In spite of his views and e-mail buddies, neither the Army nor the FBI (which monitored his correspondence with the cleric) found enough grounds to take action against him. Maybe they were blinded by "political correctness" not to do anything that might offend Muslims. Or maybe his past comments are being exaggerated with the benefit of hindsight. Or maybe those who noticed simply concluded he posed no more danger than other cranks.
It's also possible, as so many insist, that the slaughter was a direct product of a violent brand of Islam that encouraged and sanctioned his deed. But even if that's the case, it doesn't tell us what to do about it.
Is the Pentagon supposed to refuse induction to Muslims? Do extensive vetting before accepting them? Continuously monitor their Internet use? Generally treat them as suspect, which almost none of them is? Blustering about "political correctness" doesn't offer practical solutions to a malady that is about as common as a two-headed cow.
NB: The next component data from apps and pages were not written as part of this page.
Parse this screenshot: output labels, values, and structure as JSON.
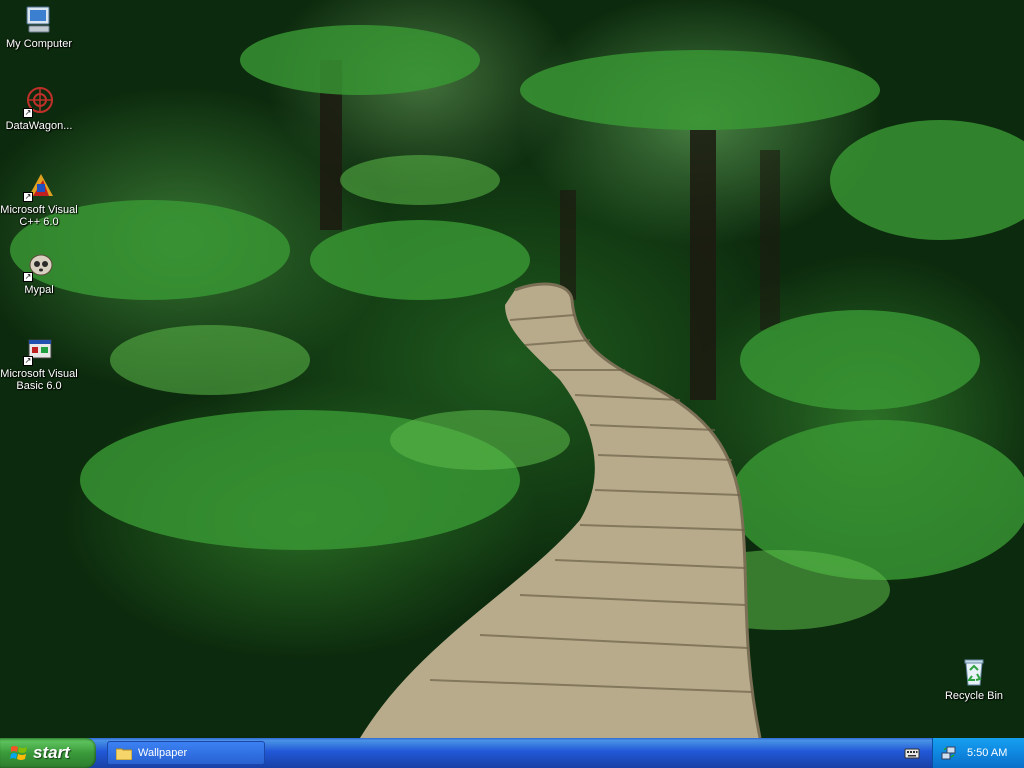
{
  "desktop": {
    "icons": [
      {
        "label": "My Computer",
        "icon": "my-computer-icon"
      },
      {
        "label": "DataWagon...",
        "icon": "datawagon-icon"
      },
      {
        "label": "Microsoft Visual C++ 6.0",
        "icon": "visual-cpp-icon"
      },
      {
        "label": "Mypal",
        "icon": "mypal-icon"
      },
      {
        "label": "Microsoft Visual Basic 6.0",
        "icon": "visual-basic-icon"
      },
      {
        "label": "Recycle Bin",
        "icon": "recycle-bin-icon"
      }
    ]
  },
  "taskbar": {
    "start_label": "start",
    "windows": [
      {
        "label": "Wallpaper",
        "icon": "folder-icon"
      }
    ],
    "clock": "5:50 AM"
  },
  "colors": {
    "taskbar": "#2157d7",
    "start_button": "#3a9a3a",
    "tray": "#0f87e0"
  }
}
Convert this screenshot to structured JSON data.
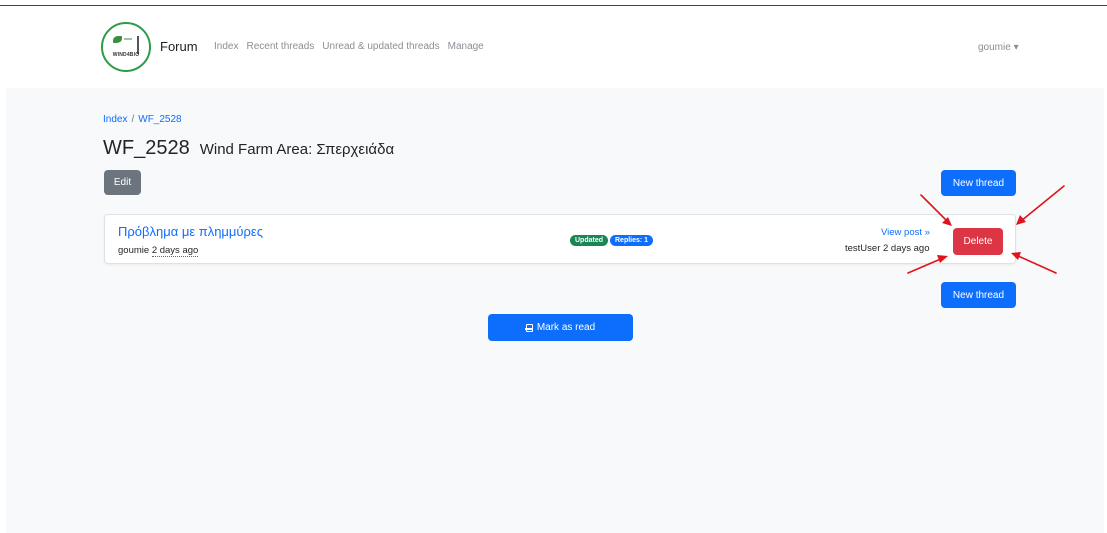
{
  "logo": {
    "text": "WIND4BIO"
  },
  "navbar": {
    "brand": "Forum",
    "links": [
      "Index",
      "Recent threads",
      "Unread & updated threads",
      "Manage"
    ],
    "user": "goumie ▾"
  },
  "breadcrumb": {
    "home": "Index",
    "separator": "/",
    "current": "WF_2528"
  },
  "page": {
    "title": "WF_2528",
    "subtitle": "Wind Farm Area: Σπερχειάδα"
  },
  "buttons": {
    "edit": "Edit",
    "new_thread_top": "New thread",
    "new_thread_bottom": "New thread",
    "mark_as_read": "Mark as read"
  },
  "thread": {
    "title": "Πρόβλημα με πλημμύρες",
    "author": "goumie",
    "created": "2 days ago",
    "badges": [
      "Updated",
      "Replies: 1"
    ],
    "view_post": "View post »",
    "last_post": "testUser 2 days ago",
    "delete_label": "Delete"
  },
  "colors": {
    "primary": "#0d6efd",
    "secondary": "#6c757d",
    "danger": "#dc3545",
    "success": "#198754",
    "annotation": "#e0141e"
  }
}
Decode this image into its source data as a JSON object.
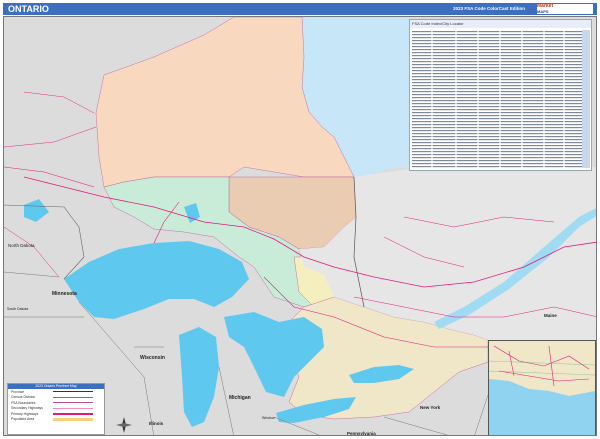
{
  "header": {
    "title": "ONTARIO",
    "edition": "2023 FSA Code ColorCast Edition",
    "logo_line1": "Market",
    "logo_line2": "MAPS"
  },
  "table": {
    "header": "FSA Code Index/City Locator"
  },
  "labels": {
    "north_dakota": "North Dakota",
    "minnesota": "Minnesota",
    "south_dakota": "South Dakota",
    "wisconsin": "Wisconsin",
    "michigan": "Michigan",
    "illinois": "Illinois",
    "new_york": "New York",
    "pennsylvania": "Pennsylvania",
    "maine": "Maine",
    "windsor": "Windsor"
  },
  "legend": {
    "title": "2023 Ontario Province Map",
    "rows": [
      "Province",
      "Census Division",
      "FSA Boundaries",
      "Secondary Highways",
      "Primary Highways",
      "Populated Area"
    ]
  },
  "colors": {
    "water": "#c7e6f8",
    "lake": "#5fc8ee",
    "land_outside": "#dcdcdc",
    "region_peach": "#f8d9bf",
    "region_tan": "#e9ccb2",
    "region_green": "#c9ecd9",
    "region_yellow": "#f5efc0",
    "highway": "#e2197b",
    "title_bar": "#3d6fbf"
  }
}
The Defense Department says there are 3,572 Muslims in the American military. The American Muslim Armed Forces and Veterans Affairs Council puts the number at more than 15,000. Either way, the overwhelming majority must be loyal and true, or the Fort Hood massacre would not be unusual.
Obviously, a soldier who expresses a radical anti-American ideology demands intervention. But if all military authorities have to worry about is getting rid of every service member who applauds suicide attacks, they will not have much to do. No one thinks "political correctness" obligates the Army to treat Muslims more leniently than anyone else. But it's just as simple-minded to think they deserve to be treated worse.
Hasan's views are way outside the mainstream of American Muslims. A 2007 poll by the Pew Research Center found that very few of them hold radical beliefs. Eight percent think suicide bombings can sometimes be justified, which means 92 percent do not. Only 5 percent said they had a favorable opinion of al-Qaida.
Does that sound like a lot? Keep in mind that 13 percent of Americans have a favorable view of North Korea. That's right: North Korea.
Some commentators insist that Islam is inherently aggressive, intolerant or bent on taking over the world by force. But contemporary terrorism, which is supposed to prove that, doesn't. As University of Chicago scholar Robert Pape has documented in his research on suicide attackers, most are motivated mainly by non-religious concerns.
Of 41 people who carried out suicide attacks in Lebanon between 1982 and 1986, he noted in his 2005 book "Dying to Win: The Strategic Logic of Suicide Terrorism," 30 were affiliated with groups (SET ITAL) opposed (END ITAL) to Islamic fundamentalism, including secular communist, socialist and Baath organizations. Three of the attackers were Christians. What the perpetrators shared was not a religion but an intense resentment of an occupation by foreign powers (the United States, France and Israel).
This motive, Pape says, is characteristic of suicide attackers wherever they emerge, including Iraq and Afghanistan. The terrorists' quarrel with the U.S. is not that it is an infidel society but that it's seen as occupying Muslim countries.
Osama bin Laden has made the point himself. Dismissing President Bush's assertion that "we hate freedom," he once said, "Let him tell us why we did not strike Sweden."
The al-Qaida leader likes nothing better than to portray the United States as waging a crusade against Muslims. We would be doing ourselves no favor to confirm the accusation.